Robin Williams had a huge range in his vocal repertoire. He could create any type of voice he needed by changing his pitch, rate, volume, and resonance.
Imagine how your packages or vo’s could improve if you could do the gymnastics with your voice like he did with his. As a broadcaster you would not want to go too far on the air but having a larger range can improve anyone’s voice.
Let me suggest some tips to help you broaden your vocal range.
First, try reading a good children’s book out loud. Pick Cinderella, Snow White, The Three Pigs or any story with lots of characters and emotion. Read to a child if you can, and make the emotions as big as possible. Stretch your voice in terms of pitch, volume, and rate. A child will quickly let you know if you’re doing a good enough job. If you don’t make the evil witch sound evil, you’ll hear about it!
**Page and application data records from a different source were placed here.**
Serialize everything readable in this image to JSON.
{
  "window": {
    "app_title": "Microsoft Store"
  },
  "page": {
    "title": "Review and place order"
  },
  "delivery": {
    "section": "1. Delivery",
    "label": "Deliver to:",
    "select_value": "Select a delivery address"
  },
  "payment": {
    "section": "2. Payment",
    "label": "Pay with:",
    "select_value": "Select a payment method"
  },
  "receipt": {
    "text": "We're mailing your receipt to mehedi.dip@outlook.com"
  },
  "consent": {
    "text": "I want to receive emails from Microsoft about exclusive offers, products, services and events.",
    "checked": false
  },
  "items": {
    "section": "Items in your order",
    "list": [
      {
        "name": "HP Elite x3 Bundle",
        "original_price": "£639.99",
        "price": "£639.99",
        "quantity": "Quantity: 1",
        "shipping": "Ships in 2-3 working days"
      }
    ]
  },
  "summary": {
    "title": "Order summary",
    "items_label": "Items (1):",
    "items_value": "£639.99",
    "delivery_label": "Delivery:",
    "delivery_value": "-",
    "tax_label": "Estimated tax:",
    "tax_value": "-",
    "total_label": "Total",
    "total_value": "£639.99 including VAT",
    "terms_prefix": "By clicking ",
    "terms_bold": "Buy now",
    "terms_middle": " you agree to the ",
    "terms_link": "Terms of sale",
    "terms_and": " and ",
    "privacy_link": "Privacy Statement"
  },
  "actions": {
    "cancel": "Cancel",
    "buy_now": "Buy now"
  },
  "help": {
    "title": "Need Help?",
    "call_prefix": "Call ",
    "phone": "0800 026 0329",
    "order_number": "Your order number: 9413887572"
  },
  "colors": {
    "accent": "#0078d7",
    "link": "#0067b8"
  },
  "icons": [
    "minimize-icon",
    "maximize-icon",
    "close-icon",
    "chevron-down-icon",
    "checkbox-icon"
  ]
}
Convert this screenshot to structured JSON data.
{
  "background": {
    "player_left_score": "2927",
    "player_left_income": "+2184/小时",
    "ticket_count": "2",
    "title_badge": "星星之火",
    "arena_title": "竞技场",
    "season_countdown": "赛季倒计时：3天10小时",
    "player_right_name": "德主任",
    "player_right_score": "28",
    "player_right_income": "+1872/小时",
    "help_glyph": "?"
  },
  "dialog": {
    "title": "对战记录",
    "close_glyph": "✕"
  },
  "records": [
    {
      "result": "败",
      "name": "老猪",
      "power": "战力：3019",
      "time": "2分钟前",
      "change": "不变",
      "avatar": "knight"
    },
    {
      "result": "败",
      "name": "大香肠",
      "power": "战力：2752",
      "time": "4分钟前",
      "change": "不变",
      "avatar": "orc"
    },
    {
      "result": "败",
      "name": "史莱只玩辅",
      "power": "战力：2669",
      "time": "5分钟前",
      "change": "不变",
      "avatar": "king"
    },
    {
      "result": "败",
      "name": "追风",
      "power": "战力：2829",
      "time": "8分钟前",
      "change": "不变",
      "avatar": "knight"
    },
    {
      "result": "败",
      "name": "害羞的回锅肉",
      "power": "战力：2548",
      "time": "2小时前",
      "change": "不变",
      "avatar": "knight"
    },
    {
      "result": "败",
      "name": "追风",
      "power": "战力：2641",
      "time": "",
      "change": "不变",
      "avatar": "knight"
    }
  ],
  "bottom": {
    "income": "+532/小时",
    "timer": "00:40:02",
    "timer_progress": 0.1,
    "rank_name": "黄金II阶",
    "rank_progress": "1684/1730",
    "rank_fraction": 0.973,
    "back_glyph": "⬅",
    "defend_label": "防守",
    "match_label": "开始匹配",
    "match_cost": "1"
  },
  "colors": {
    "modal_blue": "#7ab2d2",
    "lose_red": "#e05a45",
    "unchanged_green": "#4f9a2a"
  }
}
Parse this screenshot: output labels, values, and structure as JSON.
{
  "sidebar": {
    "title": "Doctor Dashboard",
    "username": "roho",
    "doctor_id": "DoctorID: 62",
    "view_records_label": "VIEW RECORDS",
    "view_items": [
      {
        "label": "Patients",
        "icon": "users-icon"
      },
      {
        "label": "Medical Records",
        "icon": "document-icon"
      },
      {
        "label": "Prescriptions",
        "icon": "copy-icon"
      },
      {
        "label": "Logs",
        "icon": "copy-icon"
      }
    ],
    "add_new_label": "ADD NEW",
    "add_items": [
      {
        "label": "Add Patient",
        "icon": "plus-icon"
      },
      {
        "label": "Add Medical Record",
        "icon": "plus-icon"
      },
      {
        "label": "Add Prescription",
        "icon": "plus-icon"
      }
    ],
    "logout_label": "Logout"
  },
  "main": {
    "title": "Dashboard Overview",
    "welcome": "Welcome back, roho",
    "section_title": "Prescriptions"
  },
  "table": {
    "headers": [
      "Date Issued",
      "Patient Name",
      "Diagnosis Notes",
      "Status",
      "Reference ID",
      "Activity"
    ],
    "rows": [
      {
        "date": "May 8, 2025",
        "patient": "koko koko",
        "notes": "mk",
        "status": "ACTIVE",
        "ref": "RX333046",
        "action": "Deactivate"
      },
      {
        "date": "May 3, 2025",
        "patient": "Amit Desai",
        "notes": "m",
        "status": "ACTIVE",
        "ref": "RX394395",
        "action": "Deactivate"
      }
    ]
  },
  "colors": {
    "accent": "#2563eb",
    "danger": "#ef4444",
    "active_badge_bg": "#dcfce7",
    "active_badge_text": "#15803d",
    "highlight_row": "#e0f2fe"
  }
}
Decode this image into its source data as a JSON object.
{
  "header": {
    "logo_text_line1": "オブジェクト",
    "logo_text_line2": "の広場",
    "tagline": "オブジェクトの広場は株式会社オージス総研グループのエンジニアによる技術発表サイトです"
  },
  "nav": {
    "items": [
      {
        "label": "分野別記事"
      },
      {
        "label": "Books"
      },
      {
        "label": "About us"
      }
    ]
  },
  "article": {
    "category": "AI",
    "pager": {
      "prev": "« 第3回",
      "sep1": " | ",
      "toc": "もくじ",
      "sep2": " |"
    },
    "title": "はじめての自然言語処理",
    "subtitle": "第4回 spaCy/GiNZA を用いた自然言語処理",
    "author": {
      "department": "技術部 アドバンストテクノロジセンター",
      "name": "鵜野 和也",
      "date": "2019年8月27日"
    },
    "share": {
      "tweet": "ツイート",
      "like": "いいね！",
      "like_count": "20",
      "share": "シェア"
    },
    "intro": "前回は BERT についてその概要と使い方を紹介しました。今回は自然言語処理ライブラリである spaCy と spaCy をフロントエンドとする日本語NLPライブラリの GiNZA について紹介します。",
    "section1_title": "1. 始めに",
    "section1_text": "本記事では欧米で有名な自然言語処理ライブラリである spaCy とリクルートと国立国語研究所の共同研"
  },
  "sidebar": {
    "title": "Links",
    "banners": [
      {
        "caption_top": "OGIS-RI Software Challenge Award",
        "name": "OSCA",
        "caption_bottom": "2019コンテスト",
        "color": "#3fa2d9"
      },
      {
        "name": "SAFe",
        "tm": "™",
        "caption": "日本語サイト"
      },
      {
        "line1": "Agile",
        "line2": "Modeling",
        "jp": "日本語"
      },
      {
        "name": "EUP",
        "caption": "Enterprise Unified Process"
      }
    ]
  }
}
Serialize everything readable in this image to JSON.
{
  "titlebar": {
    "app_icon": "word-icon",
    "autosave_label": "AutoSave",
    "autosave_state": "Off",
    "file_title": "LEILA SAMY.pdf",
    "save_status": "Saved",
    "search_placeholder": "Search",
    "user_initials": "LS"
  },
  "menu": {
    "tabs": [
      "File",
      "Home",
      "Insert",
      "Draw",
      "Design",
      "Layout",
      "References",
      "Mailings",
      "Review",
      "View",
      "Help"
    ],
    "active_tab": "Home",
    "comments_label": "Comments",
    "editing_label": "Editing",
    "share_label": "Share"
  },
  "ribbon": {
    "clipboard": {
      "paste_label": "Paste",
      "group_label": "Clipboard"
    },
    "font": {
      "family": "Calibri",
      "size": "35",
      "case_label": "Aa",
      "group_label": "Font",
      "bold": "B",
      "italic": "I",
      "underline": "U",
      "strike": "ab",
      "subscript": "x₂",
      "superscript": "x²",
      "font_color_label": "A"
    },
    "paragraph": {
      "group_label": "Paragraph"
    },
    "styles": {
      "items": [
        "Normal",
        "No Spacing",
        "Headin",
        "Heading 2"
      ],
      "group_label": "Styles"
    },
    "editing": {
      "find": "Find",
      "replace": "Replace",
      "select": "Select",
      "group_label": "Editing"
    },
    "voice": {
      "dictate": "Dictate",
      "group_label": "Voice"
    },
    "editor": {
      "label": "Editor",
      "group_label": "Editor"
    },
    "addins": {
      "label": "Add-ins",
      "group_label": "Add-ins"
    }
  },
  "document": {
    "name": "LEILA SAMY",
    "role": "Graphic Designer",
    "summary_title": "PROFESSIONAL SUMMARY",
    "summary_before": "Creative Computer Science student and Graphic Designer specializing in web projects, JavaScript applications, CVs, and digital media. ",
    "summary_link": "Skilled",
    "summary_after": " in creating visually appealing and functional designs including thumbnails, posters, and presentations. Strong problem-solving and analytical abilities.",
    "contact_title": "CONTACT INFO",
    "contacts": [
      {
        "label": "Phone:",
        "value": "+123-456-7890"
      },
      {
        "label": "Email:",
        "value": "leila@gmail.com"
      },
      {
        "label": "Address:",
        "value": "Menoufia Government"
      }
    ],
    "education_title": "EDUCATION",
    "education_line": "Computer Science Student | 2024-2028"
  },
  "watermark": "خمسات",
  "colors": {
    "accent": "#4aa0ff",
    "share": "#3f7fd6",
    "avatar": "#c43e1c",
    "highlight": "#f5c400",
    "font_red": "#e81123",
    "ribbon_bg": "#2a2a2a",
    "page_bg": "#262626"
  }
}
Next, take a page of copy and do the same thing. Exaggerate the emotions. If it’s a sad story, sound really, really sad like you’re about to cry. If it’s about a happy event, overdo the happiness in your voice.
This technique can work even in the booth if you feel you’re not bringing a script to life or if you think your energy is low. Read your script a couple of times overdone and then pull back your delivery for the actual taping.
I’ve used this practice technique with clients in my office for years, and you’d be surprised how well it works. A couple of exaggerated readings before you tape can do wonders when the mic is live.
Want to know more about improving your vocal range? Ck out the fifth edition of BROADCAST VOICE HANDBOOK by clicking here.